Scientists at the USDA, Wildlife Services' National Wildlife Research Center have shown that reproductive inhibition is an effective method for reducing local populations of some bird species. None of the studies, however, have had to meaningfully incorporate loss of statistical power through predation events on nests or eggs.

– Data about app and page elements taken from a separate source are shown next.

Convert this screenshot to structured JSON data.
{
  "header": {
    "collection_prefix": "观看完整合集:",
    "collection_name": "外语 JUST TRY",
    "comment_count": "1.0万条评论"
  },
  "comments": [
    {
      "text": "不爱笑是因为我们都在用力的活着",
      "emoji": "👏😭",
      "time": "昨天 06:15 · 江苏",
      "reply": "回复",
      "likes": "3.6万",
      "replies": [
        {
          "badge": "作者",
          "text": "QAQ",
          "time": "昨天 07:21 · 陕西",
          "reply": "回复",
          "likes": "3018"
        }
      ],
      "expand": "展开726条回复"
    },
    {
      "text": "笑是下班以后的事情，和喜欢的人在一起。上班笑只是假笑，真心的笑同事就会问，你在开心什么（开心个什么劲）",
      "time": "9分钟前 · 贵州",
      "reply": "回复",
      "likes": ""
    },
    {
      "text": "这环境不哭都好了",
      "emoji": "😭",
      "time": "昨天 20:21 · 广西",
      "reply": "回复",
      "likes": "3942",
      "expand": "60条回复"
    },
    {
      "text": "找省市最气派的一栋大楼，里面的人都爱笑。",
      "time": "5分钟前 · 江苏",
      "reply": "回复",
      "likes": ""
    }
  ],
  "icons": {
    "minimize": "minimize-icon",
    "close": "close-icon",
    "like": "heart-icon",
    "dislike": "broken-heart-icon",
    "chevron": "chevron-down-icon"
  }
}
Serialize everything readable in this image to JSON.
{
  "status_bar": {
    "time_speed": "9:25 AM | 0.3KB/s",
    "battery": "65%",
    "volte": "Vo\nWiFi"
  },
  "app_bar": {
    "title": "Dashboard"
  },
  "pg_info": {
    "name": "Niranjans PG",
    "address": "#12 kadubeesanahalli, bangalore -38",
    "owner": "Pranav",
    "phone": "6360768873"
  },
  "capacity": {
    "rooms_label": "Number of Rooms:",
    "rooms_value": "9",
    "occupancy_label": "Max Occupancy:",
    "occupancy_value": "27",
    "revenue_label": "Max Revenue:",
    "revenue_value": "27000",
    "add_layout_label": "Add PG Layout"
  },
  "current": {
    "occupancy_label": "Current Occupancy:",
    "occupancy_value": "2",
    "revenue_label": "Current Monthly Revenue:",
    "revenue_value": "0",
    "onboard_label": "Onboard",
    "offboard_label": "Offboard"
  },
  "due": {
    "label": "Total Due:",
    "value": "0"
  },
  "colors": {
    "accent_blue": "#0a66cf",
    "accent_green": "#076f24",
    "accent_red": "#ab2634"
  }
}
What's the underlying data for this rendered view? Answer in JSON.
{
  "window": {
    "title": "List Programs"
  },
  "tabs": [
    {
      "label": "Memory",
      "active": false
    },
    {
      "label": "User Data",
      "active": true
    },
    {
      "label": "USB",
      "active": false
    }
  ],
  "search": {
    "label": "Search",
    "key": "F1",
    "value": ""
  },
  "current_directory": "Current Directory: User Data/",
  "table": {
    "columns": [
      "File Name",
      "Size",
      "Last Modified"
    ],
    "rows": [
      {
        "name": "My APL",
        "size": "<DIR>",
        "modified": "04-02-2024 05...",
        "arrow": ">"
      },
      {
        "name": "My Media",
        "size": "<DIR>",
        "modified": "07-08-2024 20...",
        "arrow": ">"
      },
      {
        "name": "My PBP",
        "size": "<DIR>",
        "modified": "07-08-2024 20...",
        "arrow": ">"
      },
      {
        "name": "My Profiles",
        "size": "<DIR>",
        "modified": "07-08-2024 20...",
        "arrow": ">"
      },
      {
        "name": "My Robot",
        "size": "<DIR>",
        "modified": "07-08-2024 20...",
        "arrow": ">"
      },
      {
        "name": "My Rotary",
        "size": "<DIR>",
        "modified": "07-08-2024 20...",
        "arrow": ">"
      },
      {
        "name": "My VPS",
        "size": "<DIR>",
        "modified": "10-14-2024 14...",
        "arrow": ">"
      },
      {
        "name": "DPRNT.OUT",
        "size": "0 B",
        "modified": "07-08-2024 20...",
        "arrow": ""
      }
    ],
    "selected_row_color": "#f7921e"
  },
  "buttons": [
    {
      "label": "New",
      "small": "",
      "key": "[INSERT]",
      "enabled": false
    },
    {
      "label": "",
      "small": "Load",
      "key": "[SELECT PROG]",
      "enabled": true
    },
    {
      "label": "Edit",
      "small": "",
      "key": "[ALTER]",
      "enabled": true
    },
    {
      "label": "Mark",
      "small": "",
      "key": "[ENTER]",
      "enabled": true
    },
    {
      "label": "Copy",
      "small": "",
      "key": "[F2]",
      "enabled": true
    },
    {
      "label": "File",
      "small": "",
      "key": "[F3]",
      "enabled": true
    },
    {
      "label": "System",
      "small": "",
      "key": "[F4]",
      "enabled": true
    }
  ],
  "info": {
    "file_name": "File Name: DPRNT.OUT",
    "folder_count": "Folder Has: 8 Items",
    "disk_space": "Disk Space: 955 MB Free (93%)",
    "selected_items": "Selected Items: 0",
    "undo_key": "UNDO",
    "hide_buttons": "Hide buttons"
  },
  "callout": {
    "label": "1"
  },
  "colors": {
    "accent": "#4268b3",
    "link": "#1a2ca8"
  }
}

We expect a crippling reduction in sample size (i.e., nests, eggs, nestlings, and fledglings) to occur over the course of any field experiment intended to measure the effects of reproductive inhibition on RWBL. Thus, developing a methodology to reduce predation of nests is a preliminary yet necessary step in the process of conducting any subsequent field-level tests.
We assessed the efficacy of 2.54-cm x 2.54-cm woven wire cylinders (measuring 366- cm height x 183-cm diameter) for reducing mammalian predation on nests of RWBL. If effective at reducing nest predation, we will use these exclusion devices to enhance sample sizes in future experiments designed to assess effects of reproductive inhibition by chemical or physical methods on annual productivity of RWBL.